always revels in the final unraveling.
Instead, he gave me a gift, a story of codes,
and the text read: Once upon a time, the boy
who touched your broken heart beside the inlet
made you cry while he slept on your couch.

 

Cliff Saunders has an MFA in Creative Writing from The University of Arizona. His poems have appeared recently in Connecticut River Review, Five 2 One, Avatar Review, Smoky Blue Literary and Arts Magazine, and Whale Road Review. He lives in Myrtle Beach, where he works as a freelance writer.

John Grey: “Tornado X”

Tornado X

I am enthralling
because I can rip
roofs clean off
and send cars and cows
spiraling through the air.

If I don’t happen to you,
I’m the best and rawest thing
out there.

A flying neighbor
is better than sex.
No drug
like horses in one field,
their stalls in another.

Corkscrewing, flattening,
lifting, moving…
what stimulates more?
Look out your window
as I sweep by.
Work with me.
 

John Grey is an Australian poet, US resident. Recently published in Front Range Review, Studio One, and Columbia Review with work upcoming in Naugatuck River Review, Abyss and Apex, and Midwest Quarterly.   

Hannah Wells: “Nightingale”

Nightingale

I.
Touch is an outward growth that pulls intangibility
out through the frenetic slips of light
as if from water.
It is an act of mercy, a plea
for the silence as reconciliation.

II.
A soporific distraction,
the champagne sky casts my breath in bronze;
I chase the last hours down and the earth’s latitude
spills over the length of my shadow.

III.
Penitence ripens in the palm of grief until all that remains
are the colors of your voice, an offering around which
I hem my day before we dissolve
in tangent blades between the grass.

IV.
Promontories of the song outside the window, listen
the nightingale nails you to the falling sun,
he sings you down into the dust.

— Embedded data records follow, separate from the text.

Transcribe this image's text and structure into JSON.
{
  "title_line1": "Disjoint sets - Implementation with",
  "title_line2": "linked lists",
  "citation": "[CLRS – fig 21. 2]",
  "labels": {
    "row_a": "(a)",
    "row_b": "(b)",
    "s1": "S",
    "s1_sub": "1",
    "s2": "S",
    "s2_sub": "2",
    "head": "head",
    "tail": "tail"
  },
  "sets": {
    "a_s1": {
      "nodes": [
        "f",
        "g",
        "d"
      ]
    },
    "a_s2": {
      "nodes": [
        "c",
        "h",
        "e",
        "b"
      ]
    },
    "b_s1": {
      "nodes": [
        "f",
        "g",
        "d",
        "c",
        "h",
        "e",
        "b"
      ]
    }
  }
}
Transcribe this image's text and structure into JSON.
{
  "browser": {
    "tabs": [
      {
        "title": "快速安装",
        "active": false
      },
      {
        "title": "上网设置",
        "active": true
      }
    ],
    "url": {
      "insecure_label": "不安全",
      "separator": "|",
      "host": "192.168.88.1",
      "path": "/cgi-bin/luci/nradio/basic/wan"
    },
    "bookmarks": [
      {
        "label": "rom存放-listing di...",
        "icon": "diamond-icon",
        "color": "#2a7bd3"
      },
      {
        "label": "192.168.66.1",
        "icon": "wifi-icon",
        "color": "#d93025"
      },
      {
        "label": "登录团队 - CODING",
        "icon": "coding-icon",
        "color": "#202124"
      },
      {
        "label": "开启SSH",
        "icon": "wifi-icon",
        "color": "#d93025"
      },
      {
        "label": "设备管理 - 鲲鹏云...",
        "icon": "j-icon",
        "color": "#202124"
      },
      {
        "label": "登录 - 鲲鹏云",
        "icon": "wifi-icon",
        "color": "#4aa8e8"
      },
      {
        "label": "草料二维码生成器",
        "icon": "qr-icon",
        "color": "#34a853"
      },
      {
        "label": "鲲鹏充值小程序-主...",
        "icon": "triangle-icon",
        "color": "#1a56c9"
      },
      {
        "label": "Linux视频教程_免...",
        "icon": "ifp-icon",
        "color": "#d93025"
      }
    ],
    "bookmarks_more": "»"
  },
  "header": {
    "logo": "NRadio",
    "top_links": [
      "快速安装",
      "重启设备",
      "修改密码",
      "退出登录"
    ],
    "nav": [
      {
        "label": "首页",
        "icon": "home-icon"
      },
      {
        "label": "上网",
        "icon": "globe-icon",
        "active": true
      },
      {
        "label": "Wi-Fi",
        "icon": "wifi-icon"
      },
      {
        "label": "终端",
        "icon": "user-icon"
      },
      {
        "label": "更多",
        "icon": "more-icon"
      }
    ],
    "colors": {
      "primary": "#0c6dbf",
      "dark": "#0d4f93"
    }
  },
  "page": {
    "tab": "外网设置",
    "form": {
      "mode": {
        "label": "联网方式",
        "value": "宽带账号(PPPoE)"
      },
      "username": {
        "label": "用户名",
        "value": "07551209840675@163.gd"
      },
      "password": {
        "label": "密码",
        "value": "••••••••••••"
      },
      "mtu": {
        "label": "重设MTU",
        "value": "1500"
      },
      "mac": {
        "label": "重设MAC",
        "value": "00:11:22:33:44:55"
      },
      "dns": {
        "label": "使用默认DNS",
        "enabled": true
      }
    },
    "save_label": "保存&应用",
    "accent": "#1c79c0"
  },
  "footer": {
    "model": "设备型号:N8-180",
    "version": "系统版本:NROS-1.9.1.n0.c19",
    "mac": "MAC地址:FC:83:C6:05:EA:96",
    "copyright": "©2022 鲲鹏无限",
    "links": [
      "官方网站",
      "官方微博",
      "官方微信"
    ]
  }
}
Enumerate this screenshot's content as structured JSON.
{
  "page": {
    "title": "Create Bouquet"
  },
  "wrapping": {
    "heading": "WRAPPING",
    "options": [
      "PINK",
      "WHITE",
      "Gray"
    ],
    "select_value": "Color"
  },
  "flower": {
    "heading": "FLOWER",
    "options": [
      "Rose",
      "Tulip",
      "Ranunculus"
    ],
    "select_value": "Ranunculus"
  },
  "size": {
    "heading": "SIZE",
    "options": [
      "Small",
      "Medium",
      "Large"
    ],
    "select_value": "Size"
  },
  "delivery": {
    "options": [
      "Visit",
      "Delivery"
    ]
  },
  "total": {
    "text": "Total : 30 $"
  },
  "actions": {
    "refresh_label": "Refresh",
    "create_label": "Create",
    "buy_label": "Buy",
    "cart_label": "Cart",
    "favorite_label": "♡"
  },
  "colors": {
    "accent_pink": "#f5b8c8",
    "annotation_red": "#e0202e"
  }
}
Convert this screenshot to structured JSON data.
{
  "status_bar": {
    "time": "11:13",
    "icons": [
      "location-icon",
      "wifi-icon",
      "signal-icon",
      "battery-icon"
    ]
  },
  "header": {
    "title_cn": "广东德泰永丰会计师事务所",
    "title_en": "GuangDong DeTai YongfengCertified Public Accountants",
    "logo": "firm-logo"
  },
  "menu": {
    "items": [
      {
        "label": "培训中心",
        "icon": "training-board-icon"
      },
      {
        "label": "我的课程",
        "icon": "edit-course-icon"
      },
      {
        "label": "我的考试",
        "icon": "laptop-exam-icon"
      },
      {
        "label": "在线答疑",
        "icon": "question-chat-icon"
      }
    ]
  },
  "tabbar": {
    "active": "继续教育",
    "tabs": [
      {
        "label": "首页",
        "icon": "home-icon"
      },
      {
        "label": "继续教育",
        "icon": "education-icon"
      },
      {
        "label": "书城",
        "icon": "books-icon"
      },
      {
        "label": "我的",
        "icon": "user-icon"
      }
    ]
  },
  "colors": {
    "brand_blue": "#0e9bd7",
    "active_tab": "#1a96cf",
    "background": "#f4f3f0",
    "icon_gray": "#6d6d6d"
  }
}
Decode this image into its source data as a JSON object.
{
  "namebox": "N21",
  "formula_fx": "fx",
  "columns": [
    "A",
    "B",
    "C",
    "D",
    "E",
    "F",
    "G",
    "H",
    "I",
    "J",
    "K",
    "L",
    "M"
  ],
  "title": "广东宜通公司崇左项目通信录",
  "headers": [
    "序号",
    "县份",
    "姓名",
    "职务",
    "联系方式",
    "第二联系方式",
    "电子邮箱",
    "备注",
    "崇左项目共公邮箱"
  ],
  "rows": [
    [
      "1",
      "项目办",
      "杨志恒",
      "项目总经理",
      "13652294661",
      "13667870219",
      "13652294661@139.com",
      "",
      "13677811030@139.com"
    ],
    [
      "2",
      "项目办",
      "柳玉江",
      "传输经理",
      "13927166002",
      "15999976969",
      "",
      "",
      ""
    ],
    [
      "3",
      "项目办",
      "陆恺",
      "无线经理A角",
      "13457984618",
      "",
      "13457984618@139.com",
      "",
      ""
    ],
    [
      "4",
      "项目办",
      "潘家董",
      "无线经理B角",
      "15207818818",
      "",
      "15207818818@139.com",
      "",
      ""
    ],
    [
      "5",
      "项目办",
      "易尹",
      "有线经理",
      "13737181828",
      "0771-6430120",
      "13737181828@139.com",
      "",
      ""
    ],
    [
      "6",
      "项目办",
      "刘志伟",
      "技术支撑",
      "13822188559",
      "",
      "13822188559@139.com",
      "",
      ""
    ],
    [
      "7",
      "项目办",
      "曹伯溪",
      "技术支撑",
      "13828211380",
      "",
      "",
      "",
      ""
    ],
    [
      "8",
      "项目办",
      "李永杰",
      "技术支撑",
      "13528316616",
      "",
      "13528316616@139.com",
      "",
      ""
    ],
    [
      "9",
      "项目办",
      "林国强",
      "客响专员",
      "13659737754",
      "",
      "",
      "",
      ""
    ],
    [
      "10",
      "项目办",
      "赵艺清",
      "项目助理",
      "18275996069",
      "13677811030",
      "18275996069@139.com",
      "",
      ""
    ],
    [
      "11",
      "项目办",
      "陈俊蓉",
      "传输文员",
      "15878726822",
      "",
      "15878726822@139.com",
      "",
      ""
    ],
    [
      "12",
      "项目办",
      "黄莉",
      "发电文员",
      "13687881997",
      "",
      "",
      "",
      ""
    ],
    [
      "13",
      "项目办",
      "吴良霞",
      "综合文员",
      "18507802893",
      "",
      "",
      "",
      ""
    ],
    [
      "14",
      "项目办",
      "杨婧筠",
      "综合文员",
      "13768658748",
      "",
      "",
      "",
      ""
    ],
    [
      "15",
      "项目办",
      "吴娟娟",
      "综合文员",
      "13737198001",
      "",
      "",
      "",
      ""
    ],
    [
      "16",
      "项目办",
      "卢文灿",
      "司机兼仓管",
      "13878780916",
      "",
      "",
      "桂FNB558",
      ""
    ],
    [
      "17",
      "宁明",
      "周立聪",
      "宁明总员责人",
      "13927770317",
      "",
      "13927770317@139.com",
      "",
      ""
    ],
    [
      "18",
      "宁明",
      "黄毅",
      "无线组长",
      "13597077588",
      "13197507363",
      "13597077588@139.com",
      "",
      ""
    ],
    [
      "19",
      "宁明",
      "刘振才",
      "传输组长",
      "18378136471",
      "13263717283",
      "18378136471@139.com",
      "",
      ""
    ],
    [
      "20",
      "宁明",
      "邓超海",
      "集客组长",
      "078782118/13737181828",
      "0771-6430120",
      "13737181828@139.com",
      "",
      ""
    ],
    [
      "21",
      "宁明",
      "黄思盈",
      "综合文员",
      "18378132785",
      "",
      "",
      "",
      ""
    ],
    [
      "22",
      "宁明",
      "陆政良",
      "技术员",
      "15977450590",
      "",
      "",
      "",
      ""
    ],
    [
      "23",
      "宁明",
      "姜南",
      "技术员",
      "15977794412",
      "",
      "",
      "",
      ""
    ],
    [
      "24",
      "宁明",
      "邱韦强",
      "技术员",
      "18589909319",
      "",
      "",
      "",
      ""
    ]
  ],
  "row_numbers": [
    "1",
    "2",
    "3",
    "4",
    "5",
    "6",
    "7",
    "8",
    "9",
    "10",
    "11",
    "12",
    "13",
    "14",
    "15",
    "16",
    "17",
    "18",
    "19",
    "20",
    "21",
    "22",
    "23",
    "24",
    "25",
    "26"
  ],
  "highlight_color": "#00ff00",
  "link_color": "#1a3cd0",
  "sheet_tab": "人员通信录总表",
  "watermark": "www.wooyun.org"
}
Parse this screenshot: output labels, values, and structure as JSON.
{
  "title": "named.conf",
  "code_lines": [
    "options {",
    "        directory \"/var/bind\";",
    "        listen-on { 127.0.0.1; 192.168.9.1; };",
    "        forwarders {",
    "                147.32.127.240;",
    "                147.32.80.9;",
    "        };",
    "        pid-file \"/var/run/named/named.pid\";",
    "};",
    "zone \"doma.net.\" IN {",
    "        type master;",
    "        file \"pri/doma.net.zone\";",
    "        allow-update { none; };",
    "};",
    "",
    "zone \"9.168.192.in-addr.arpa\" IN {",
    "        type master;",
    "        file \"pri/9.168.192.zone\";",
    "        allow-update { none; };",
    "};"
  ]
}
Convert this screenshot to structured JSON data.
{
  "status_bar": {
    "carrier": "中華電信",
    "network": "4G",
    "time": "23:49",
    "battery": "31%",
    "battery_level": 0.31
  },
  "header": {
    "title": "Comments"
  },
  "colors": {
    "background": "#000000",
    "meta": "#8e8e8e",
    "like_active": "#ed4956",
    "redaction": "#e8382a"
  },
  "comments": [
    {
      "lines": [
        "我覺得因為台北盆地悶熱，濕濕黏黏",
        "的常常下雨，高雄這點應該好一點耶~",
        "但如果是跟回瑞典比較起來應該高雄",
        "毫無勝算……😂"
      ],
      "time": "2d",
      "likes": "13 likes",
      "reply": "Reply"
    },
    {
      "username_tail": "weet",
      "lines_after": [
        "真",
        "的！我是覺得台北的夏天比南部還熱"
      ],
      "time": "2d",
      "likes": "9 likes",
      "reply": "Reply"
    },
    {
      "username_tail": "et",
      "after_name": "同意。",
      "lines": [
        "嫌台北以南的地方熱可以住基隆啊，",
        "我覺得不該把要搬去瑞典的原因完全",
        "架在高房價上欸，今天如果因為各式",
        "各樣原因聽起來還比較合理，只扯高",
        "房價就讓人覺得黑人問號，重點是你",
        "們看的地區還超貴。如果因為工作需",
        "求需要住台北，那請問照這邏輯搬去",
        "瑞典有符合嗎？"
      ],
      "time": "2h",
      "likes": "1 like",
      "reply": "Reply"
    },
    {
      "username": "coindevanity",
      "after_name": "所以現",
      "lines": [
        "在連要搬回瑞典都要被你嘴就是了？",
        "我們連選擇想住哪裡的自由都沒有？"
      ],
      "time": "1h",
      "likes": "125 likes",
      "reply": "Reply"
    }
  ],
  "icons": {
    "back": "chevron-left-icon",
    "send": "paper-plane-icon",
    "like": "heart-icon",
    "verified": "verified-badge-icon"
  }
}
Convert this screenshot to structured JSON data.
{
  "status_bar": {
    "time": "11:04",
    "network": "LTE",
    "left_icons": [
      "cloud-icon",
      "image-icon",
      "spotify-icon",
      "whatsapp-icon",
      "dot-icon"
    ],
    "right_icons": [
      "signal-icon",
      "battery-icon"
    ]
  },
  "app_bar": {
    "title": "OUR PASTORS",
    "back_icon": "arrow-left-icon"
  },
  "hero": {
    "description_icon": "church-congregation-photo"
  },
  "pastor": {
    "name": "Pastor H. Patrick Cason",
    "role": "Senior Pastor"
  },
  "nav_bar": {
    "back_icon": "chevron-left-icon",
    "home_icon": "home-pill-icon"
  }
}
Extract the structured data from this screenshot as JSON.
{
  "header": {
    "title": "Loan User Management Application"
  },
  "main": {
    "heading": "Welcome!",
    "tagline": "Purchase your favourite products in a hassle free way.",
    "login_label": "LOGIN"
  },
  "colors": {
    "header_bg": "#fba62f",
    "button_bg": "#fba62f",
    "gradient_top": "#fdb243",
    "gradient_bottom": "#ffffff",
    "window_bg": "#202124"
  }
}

V.
One by one I place at your feet
stones that became words taken from flesh and wonder
if there is a way to reassemble us from this frenzy of silence.

 

Hannah Wells is 27 years old. She graduated with honors and a BA in English from Wayland Baptist University, where she completed an honors thesis in poetry and two one-act plays, both which were performed at the WBU theatre. She will have her first publication through Anima Poetry Press in the Summer/Fall of 2017. She strives to capture the specificity of visceral moments found in nature through a spiritual perspective.